[Information shown Boundary: Start]

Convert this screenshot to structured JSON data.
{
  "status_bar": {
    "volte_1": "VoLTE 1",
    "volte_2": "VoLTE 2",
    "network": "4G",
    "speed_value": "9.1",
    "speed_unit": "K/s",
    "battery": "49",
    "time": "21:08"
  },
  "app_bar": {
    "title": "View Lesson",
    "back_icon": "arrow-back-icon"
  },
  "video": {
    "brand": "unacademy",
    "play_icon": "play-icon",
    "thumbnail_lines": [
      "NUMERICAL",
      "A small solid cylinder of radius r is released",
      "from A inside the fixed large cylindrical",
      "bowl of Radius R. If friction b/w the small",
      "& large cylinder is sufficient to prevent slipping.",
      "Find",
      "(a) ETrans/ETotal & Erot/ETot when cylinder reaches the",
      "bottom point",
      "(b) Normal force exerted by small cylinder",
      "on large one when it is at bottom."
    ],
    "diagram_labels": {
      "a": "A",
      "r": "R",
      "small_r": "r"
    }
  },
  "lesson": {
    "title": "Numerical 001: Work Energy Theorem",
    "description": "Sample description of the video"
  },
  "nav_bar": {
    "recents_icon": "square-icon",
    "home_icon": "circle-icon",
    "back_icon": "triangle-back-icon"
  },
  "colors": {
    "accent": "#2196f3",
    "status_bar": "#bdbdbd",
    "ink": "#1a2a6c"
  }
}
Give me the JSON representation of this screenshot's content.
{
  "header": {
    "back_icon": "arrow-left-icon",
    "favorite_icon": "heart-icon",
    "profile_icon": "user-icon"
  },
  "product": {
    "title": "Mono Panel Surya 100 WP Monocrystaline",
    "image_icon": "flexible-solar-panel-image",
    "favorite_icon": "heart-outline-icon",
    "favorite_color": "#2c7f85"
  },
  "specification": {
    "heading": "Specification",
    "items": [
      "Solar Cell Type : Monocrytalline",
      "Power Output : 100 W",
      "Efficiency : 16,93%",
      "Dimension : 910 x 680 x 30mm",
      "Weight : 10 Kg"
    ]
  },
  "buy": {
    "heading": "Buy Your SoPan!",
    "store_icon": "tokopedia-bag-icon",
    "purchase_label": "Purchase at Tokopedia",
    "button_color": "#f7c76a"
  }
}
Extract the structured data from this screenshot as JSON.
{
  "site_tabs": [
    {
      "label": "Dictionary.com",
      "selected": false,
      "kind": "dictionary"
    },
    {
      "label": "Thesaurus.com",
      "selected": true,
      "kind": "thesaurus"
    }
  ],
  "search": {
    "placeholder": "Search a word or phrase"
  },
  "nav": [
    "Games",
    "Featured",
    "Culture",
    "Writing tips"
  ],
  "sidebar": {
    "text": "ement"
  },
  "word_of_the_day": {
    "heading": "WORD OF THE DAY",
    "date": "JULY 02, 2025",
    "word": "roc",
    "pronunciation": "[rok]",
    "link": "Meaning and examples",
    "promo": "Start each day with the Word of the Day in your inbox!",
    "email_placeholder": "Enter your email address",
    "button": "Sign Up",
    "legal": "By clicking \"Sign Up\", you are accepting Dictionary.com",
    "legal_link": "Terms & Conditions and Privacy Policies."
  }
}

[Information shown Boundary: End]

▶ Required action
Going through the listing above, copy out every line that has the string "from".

▶ Output of the exercise
      "from A inside the fixed large cylindrical",
Extract the structured data from this screenshot as JSON.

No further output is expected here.